━━━━━ Supplied information ━━━━━

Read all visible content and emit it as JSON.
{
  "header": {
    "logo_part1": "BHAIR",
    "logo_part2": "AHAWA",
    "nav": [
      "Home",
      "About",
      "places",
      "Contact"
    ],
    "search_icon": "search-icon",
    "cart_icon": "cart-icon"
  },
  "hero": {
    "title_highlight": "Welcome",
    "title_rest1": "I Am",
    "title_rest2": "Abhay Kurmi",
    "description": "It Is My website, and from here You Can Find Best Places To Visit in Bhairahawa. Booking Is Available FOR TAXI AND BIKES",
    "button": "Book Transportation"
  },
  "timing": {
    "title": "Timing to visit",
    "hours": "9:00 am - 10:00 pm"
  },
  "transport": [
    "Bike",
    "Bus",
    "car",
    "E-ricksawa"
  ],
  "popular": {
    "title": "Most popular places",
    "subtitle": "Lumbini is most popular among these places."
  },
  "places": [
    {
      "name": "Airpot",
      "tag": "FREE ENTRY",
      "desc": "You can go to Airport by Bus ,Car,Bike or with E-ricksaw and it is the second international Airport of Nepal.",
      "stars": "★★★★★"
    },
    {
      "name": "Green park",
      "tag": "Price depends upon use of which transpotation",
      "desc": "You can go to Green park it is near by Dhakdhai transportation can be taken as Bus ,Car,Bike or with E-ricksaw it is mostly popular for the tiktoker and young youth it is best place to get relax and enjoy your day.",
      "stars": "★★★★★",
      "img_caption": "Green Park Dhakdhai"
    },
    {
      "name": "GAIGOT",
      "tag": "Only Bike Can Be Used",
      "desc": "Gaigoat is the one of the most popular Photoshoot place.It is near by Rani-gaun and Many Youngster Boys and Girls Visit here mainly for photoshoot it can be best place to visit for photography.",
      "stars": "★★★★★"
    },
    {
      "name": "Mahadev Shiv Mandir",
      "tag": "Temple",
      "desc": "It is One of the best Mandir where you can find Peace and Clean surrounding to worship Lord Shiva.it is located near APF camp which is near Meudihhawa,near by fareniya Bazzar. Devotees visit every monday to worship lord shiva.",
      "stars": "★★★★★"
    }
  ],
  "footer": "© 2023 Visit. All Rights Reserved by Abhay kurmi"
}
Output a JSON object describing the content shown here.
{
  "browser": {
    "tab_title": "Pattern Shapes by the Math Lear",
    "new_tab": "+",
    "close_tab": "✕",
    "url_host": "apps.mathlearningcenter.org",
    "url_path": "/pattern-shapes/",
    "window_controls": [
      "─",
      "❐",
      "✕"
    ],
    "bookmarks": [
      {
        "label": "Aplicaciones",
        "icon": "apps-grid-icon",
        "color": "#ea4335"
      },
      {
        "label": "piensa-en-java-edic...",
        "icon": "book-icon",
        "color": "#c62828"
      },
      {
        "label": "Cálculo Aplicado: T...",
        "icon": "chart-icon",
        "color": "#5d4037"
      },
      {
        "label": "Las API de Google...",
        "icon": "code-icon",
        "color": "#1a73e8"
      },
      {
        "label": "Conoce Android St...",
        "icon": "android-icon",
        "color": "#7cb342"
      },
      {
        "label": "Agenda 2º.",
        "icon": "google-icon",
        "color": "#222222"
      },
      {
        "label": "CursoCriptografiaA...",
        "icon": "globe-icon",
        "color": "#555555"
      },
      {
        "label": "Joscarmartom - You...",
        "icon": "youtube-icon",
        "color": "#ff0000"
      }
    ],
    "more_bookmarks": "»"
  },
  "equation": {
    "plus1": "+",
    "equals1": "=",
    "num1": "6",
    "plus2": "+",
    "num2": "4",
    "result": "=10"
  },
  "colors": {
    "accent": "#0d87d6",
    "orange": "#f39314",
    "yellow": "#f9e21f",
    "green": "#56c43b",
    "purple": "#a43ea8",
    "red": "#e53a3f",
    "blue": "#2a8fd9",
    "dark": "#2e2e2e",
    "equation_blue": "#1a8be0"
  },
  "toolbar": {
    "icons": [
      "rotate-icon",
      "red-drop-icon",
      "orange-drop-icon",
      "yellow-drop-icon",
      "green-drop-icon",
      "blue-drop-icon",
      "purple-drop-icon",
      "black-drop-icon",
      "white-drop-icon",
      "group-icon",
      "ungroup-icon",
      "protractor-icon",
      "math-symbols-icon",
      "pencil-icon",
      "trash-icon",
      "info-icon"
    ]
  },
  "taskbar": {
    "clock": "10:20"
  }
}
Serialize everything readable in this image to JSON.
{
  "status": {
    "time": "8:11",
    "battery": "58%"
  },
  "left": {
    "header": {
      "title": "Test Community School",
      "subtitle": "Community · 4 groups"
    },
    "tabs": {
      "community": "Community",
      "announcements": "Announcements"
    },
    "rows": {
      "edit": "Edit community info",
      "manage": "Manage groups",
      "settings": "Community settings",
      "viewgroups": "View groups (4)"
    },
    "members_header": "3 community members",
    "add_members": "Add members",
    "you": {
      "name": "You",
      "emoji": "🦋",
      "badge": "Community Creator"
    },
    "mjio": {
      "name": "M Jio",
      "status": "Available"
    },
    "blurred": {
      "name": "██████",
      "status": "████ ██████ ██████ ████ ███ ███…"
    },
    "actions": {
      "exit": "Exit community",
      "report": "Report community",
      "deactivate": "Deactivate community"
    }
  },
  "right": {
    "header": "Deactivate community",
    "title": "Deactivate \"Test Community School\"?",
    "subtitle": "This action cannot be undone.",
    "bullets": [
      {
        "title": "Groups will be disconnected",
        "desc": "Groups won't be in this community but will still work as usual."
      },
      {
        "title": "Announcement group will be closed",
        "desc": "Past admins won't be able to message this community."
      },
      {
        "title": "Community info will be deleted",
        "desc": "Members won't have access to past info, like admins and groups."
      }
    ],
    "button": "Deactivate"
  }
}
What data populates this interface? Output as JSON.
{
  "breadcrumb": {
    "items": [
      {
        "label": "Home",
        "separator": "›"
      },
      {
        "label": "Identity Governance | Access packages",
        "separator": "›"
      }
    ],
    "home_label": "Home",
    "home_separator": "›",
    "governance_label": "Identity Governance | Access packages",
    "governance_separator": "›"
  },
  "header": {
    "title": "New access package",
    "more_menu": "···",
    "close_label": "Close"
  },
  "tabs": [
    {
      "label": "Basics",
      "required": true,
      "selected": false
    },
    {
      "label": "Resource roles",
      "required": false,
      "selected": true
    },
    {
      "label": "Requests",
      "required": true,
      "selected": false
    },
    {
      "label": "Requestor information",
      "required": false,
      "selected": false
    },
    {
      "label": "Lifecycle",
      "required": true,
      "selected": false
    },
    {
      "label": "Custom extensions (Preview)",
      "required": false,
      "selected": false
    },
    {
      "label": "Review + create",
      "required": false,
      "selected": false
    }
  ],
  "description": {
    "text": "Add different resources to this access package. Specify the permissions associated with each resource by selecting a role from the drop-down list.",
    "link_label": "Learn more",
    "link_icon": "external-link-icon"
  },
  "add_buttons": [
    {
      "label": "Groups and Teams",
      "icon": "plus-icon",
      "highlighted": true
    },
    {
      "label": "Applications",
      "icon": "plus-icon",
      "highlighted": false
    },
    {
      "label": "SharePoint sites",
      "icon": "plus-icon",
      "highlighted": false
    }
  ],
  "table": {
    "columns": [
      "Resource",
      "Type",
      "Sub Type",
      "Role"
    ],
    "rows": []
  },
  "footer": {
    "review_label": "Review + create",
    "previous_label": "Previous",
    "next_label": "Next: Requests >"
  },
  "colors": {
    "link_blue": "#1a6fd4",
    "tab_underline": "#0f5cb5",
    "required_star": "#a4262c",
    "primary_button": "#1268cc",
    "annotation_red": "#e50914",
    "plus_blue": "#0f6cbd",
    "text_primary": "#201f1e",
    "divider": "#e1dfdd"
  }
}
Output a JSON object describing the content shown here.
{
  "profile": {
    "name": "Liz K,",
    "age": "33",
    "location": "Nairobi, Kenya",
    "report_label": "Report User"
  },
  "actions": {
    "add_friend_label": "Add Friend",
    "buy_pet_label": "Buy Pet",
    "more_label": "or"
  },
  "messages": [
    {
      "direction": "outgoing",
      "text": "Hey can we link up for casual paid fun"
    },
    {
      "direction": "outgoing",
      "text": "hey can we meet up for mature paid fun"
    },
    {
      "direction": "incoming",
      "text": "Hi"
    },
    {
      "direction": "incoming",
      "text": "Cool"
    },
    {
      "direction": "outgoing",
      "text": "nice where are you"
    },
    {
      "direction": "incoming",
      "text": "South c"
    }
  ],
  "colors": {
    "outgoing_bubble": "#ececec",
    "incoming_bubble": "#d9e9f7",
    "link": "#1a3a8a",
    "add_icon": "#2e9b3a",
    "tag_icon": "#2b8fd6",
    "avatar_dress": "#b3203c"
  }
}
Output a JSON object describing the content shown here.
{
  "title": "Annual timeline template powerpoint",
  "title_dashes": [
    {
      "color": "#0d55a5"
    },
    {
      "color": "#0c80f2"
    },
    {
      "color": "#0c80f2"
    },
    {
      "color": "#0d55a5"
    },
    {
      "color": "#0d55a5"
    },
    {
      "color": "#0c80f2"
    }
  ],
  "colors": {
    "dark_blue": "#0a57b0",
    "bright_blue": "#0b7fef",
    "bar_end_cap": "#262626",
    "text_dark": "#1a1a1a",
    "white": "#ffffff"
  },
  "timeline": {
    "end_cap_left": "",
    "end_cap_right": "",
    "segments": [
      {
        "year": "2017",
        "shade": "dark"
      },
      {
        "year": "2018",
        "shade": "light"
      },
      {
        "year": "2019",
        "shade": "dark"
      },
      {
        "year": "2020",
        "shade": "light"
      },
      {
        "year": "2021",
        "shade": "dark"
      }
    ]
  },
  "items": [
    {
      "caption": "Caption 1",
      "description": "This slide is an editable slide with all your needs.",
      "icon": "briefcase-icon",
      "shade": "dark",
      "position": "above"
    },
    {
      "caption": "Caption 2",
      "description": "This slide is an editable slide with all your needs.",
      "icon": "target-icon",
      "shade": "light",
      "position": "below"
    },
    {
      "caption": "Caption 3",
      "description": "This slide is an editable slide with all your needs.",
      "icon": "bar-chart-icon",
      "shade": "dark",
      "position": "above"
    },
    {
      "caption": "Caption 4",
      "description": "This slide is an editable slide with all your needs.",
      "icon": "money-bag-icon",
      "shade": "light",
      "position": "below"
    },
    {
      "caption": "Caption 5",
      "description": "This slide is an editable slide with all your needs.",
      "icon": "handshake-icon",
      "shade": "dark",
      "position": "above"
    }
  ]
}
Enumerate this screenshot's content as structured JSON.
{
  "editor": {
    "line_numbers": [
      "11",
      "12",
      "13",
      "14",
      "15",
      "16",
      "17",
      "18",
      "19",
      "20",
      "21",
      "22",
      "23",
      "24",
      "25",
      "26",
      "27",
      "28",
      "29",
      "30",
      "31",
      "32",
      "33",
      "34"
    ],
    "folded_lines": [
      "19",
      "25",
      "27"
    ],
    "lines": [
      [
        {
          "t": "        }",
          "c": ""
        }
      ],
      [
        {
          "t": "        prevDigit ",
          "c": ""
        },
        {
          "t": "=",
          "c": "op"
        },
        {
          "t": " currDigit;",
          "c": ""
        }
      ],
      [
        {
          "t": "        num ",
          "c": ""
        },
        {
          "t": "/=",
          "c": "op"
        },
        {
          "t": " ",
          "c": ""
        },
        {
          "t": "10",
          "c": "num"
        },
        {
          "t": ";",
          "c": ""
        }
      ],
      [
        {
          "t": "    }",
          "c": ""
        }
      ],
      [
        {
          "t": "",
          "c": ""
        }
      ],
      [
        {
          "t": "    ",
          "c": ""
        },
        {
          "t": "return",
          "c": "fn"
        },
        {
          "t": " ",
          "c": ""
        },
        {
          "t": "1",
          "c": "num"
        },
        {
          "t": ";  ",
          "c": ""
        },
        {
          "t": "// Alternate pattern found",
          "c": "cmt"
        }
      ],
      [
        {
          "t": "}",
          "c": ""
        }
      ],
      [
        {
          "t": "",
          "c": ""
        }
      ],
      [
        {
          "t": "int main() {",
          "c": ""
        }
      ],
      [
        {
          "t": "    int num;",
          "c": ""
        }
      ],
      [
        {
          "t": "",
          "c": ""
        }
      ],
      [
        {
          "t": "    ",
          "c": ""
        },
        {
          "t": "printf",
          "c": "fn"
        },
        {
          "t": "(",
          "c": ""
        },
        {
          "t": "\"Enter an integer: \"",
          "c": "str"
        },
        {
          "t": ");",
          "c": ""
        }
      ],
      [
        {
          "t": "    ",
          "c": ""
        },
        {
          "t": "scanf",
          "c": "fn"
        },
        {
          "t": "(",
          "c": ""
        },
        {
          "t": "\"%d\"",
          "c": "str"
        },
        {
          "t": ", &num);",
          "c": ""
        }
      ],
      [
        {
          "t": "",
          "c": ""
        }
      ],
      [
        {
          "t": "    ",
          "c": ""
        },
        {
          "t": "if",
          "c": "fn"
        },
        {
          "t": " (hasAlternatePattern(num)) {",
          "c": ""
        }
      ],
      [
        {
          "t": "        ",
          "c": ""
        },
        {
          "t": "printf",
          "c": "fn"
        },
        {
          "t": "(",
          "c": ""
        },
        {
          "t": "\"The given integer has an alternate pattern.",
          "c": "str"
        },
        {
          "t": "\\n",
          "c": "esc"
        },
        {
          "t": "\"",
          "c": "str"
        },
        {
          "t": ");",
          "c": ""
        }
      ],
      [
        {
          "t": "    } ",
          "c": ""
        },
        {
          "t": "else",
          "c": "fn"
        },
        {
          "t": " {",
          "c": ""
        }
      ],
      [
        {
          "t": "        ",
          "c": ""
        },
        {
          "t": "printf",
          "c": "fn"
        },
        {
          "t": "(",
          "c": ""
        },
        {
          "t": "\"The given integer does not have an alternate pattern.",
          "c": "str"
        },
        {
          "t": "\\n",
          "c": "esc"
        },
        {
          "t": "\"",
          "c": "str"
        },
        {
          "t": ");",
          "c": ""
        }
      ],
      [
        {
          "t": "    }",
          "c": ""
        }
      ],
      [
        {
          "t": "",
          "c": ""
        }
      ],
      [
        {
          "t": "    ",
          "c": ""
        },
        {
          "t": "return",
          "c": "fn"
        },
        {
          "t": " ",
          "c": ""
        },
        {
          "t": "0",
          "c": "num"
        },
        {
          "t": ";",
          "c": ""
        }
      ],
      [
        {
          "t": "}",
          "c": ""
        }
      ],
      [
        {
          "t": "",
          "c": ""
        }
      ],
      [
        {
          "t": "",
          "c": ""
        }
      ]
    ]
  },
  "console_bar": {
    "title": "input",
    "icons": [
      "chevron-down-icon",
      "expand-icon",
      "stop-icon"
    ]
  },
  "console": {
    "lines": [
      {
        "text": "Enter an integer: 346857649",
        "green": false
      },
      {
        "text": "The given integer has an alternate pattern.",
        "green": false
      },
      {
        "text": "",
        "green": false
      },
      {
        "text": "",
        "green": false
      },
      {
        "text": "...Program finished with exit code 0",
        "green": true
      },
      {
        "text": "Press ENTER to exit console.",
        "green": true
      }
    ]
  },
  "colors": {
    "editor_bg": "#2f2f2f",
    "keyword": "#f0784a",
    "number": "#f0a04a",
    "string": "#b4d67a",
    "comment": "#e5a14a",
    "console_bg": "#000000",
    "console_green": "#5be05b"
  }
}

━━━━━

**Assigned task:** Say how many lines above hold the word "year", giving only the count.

**Answer for this exercise:** 5